Medical Negligence Experts Contacted By Patient After Inspection Highlights Issues In A Number Of Areas Including Maternity And Cancer Care
Specialist medical negligence lawyers at Irwin Mitchell have spoken of their concern after it emerged a Hospital Trust was ordered to urgently improve its maternity services.
Health watchdog the Care Quality Commission (CQC) has published a report following an unannounced inspection at Countess of Chester Hospital NHS Foundation Trust.
Inspectors found the Trust’s maternity unit was unsafe. It has told the Trust it needs to “make significant improvements in the quality and safety” of maternity services, a report into the inspection said. The CQC also raised concerns about a lack of staff and the suitability of equipment.
The findings form part of a wider inspection of the Trust which was first classed as requiring improvement back in 2019.
Specialist medical negligence lawyers at Irwin Mitchell have been contacted by a maternity patient concerned about the CQC recent findings.
The latest report comes after a damning report into maternity services at Shrewsbury and Telford NHS Trust Hospitals earlier this year found widespread issues at that Trust dating back nearly 20 years. The independent review led by former midwife Donna Ockenden made a series of recommendations for improving maternity services, not only in Shrewsbury and Telford but nationally.
Expert medical negligence lawyers at Irwin Mitchell have represented and continue to represent families affected by maternity care, including deaths and birth injuries at Trusts across the country, including in Sheffield, Shrewsbury and Telford as well as Nottingham.
Following the CQC’s inspection in Chester the legal experts are now calling on the Trust to ensure it upholds its pledge to improve safety and services.
Expert Opinion“Sadly this is yet another inspection where serious and worrying concerns have been raised about the standard of maternity care and, in this case, the wider Trust.
“We continue to see too many families whose lives have been devastated by issues with their care. While we welcome the Trust’s pledge to make improvements following the issues identified by the CQC, what’s happened at the Countess of Chester isn’t an isolated incident.
“Serious maternity failings connected to Shrewsbury and Telford NHS Trust Hospitals and concerns around services in East Kent, Nottingham, Sheffield, and more recently Basildon, all point to widespread deep-rooted problems on a national scale.
“Understandably many patients who have been treated at the Countess of Chester are questioning the standard of care they received. We’re supporting a patient who has contacted us with concerns and no doubt many others will have further questions and concerns. It’s vital that families receive the care and support they need to get through this worrying time.”

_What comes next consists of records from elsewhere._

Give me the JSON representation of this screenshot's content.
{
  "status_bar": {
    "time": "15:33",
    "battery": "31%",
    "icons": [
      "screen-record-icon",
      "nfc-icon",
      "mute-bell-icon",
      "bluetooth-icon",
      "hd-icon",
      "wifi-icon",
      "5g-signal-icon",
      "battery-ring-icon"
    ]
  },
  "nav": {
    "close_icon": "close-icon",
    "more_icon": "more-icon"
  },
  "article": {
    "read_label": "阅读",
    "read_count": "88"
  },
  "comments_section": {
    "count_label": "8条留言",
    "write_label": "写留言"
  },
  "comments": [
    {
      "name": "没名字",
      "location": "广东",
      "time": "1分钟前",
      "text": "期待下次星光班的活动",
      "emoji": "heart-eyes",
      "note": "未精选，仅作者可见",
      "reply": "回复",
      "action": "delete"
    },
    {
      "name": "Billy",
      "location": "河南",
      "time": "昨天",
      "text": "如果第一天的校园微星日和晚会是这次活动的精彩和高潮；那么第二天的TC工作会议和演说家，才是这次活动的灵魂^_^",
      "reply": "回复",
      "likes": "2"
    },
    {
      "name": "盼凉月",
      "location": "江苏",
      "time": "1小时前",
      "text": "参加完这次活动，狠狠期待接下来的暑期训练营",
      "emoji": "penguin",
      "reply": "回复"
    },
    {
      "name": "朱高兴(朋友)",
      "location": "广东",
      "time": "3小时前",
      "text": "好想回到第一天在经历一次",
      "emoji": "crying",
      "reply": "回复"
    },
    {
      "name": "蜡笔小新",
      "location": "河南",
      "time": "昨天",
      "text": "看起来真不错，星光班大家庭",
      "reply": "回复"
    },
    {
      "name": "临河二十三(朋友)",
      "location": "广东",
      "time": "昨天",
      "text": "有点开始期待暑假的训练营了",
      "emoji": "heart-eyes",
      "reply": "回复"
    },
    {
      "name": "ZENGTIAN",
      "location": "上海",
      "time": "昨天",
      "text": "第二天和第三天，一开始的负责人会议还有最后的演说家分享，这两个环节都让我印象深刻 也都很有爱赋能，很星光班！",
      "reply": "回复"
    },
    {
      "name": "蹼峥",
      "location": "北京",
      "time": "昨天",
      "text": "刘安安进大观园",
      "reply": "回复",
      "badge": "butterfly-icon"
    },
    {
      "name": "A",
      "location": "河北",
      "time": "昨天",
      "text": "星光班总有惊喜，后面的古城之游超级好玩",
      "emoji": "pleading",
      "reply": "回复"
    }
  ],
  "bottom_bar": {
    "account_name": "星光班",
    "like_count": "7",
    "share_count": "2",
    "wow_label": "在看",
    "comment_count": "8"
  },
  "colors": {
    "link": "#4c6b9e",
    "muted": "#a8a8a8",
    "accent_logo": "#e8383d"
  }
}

“In the meantime we continue to support those we represent and are determined to provide them with the answers they deserve. We also continue to campaign for improvements, particularly around maternity safety, demonstrated by our submission to the Health Committee’s Maternity Safety Call for Evidence.” Sarah Sharples - Senior Associate Solicitor
The CQC’s unannounced inspection of the Trust in February and March 2022 covered medical care, surgery, maternity care as well as urgent and emergency services.
Not enough staff with the correct qualifications or skills to keep women and babies safe as well as concerns over lack of vital equipment were among the issues identified in maternity.
Between April and November 2021 five patients treated by the trust suffered major haemorrhages after giving birth, resulting in unplanned hysterectomies.
The CQC found failings in relation to the Trust’s ability to investigate care afforded to patients and noted that not all five incidents were reported as serious or investigated and action plans weren’t completed quickly. In one case, a woman’s lifesaving surgery was delayed because there was no hysterectomy kit in that part of the hospital.
Wider the CQC found staff morale was low with some workers reporting a culture of bullying and discrimination. High waiting times were also highlighted, with only 13 per cent of patients showing symptoms of breast cancer being seen within two weeks – compared to the national target of 93 per cent.
The Trust said work was under way to address “key areas for further improvement.”